It seemed to have a bit of a slow start but once one of the men started sharing his part of the tale to a guy, it picks up and doesn't stop. Hearing people telling their versions of stories and piecing it all together into a much larger story was fun. There was some astrological stuff that didn't make much sense to me and wasn't really explained so I skipped over that. I still enjoyed the overall story.

When some of the backstory was pieced together by the men, the story shifts to real time where you learn even more about what happened from the other players. After that, the story wraps up with parts that the men never knew. It was a nice summary of the entire story, even though I still had a few unanswered questions at the end. Did I miss the answers in this 800+ book or were that not answered? Hard to tell.
Was this comment helpful? | Yes | No
(0 of 2 readers found this comment helpful)



Divergent (Divergent Trilogy #1) by Veronica Roth
Divergent (Divergent Trilogy #1)

Coni, February 25, 2014

I had no intention to read a Hunger Games knock-off. I kept hearing it was good and when I read what it was about, it did intrigue me, even though the factions seemed arbitrary.

It is easy to compare it to Hunger Games with the dystopian future and kids being trained to fight and kill each other. The fighting and violence in Divergent was much more realistic than Hunger Games. The action scenes are really well written. While I viewed the Hunger Games as a parable about where we as human beings are as a society today, the society in Divergent doesn’t seem realistic in comparison. The factions were as arbitrary as I feared. It was as if people only had a portion of their personality, skills and attributes instead of being more well-rounded which is how I view people.

Also there was really no explanation of why the world was set up that way, what happened to make it that way, and what was behind the fences that they alluded to in this first book.
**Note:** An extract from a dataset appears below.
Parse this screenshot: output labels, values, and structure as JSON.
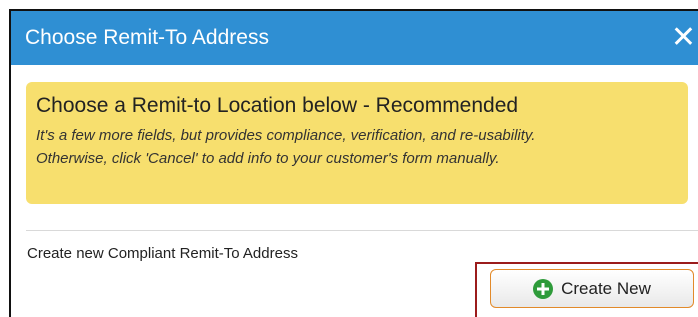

Since there are two more books, I feel like that will all come out in the next two books so I’ll give it the benefit of doubt.

Even with those drawbacks, this book was a fast read. I really wanted to know what would happen next. It was highly entertaining and I know I’ll be reading the next two. I think it achieved its goal.
Was this comment helpful? | Yes | No
(2 of 3 readers found this comment helpful)



A Storm of Swords (A Song of Ice and Fire #3) by George R. R. Martin
A Storm of Swords (A Song of Ice and Fire #3)

Coni, February 25, 2014

It is not the book’s fault that it took me almost a year to read it. It is long but I did start reading it when I started watching the third season of Game of Thrones. I wanted to be surprised in the show so I stopped reading the book until it was over. Then I struggled since I knew overall what happened for half of it. I do enjoy the book as much as the show. It is different in a good way. I love knowing the back story more in the books. I feel like I know the motivations for some of the characters better.

Once I got past the Red Wedding part in the book, I debated stopping until I watched season 4 of Game of Thrones but then I had to know what happened next. The last part went very fast for me. So much happens. It is so good. I can’t wait to see it on screen.

I enjoyed this book overall compared to the first two. The first book set up many characters before moving on to the scandal and action. The second book seemed to recover from all the shocking ends to the first book and set up all the action for the last third of the book. It really dragged in the middle. This book did not drag at all. Things had been set up. We just had to watch it all play out. It was better than I expected. Many times, I yelled out, “No way!” when I read a certain part. This is what epic novels should be like.
Was this comment helpful? | Yes | No



1-5 of 19next
spacer
spacer
  • back to top

FOLLOW US ON...

     
Powell's City of Books is an independent bookstore in Portland, Oregon, that fills a whole city block with more than a million new, used, and out of print books. Shop those shelves — plus literally millions more books, DVDs, and gifts — here at Powells.com.